The Impact of Historical and Intergenerational Trauma on American Indian and Alaska Native Communities
Trauma not only effects those who directly experience it, but also those in the generations that follow. Dr. Maria Yellow Horse Brave Heart describes historical trauma as the “cumulative emotional and psychological wounding across generations, including the lifespan, which emanates from massive group trauma.”
The span of one generation is not a long time. In fact, an American Indian or Alaska Native (AI/AN) who is over the age of 30 is only one generation removed from the “boarding school era.” During this era, many AI/AN children were removed from their homes, families, and communities and forced to assimilate to the culture and practices of the majority population. These experiences caused a ripple effect of intergenerational trauma throughout Indian Country.
Generation Indigenous, or Gen-I, as it is known in Indian Country, is an initiative aimed at improving the lives of Native youth by removing the barriers standing between them and their opportunity to success. Introduced by President Obama at the Tribal Nations Conference in December 2014, Gen-I was inspired by the President’s visit to the Standing Rock Sioux Indian Nation the previous June.

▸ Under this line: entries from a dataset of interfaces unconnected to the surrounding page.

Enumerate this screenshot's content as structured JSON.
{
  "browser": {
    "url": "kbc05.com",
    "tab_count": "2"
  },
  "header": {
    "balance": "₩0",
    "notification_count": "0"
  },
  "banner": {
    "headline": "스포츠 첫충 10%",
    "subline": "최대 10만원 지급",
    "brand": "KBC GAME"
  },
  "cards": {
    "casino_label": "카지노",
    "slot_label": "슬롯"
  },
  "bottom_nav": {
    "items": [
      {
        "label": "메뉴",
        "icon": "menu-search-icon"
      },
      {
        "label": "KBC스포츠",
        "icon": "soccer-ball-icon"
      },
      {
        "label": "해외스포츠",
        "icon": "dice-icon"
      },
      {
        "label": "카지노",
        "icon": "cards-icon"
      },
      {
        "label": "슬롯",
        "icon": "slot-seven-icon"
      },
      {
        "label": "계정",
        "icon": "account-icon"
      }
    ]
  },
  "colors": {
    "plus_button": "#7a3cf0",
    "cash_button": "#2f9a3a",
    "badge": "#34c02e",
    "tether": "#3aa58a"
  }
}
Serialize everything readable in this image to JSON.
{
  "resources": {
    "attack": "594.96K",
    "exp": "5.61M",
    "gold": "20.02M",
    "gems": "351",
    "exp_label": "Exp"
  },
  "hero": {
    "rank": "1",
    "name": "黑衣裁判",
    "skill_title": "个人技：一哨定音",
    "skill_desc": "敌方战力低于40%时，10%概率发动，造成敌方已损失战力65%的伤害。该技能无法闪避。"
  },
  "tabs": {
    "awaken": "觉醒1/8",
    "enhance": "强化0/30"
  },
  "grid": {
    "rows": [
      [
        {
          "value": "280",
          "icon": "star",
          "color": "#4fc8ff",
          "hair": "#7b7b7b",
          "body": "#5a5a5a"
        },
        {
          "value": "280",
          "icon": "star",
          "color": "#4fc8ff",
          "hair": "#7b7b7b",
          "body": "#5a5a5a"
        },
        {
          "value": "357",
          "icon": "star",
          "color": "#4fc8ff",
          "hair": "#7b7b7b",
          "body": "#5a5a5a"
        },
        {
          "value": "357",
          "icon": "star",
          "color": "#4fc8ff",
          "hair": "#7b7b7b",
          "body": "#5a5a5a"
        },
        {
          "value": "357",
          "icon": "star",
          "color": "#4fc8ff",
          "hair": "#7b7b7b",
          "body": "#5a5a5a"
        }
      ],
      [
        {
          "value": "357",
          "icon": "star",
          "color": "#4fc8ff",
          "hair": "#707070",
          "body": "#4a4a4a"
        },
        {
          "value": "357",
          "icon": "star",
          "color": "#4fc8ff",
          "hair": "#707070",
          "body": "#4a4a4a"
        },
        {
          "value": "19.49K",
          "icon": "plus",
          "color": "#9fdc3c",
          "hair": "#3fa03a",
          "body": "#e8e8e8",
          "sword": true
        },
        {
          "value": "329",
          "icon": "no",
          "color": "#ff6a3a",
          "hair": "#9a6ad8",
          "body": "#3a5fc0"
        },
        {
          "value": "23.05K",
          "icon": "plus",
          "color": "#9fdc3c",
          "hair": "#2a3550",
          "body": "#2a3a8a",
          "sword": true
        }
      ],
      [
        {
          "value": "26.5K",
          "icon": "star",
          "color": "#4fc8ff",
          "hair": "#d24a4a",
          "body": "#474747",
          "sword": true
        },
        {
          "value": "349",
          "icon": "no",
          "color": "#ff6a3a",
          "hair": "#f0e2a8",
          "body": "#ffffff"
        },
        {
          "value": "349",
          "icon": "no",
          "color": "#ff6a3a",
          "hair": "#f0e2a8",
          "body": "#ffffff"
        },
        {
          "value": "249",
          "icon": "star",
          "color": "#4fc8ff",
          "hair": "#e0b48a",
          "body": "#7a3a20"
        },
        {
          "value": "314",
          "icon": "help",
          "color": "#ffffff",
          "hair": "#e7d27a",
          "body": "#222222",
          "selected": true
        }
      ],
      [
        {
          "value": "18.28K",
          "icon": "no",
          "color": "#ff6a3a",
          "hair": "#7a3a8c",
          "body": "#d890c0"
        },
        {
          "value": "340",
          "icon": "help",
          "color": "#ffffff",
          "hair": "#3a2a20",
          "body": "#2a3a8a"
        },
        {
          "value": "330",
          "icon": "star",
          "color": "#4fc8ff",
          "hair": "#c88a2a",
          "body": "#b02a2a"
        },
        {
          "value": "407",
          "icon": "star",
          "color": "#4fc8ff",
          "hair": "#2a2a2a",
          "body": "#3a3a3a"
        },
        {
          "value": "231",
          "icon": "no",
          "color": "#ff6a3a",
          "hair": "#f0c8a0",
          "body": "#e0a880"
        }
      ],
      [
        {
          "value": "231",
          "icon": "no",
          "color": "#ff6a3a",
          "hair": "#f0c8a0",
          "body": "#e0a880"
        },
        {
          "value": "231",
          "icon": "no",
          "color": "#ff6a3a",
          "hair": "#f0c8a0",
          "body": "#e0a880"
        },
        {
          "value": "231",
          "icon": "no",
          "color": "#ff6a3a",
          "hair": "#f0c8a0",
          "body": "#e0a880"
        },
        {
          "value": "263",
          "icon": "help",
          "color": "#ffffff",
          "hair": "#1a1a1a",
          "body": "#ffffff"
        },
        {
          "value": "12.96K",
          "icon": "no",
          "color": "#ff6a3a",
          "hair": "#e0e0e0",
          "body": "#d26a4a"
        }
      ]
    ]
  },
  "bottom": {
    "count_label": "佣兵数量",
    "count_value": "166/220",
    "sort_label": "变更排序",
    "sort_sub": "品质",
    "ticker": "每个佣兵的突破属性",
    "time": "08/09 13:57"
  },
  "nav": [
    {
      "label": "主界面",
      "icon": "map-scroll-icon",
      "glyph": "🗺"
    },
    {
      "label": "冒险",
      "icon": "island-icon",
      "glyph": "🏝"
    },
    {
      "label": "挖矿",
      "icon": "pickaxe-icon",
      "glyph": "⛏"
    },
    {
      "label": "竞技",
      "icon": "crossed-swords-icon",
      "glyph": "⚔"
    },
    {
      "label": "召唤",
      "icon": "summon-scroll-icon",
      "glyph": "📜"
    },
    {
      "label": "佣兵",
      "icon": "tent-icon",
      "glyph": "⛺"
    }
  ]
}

July is Minority Mental Health Month. During this month, we focus on raising awareness about how mental health and substance use issues affect ethnic minority groups. I am writing as an intern at the Division of Prevention, Traumatic Stress, and Special Programs, at the Center for Mental Health Services at the Substance Abuse and Mental Health Services Administration (SAMHSA). I am also a member of the Rosebud Sioux and Oglala Sioux Tribes.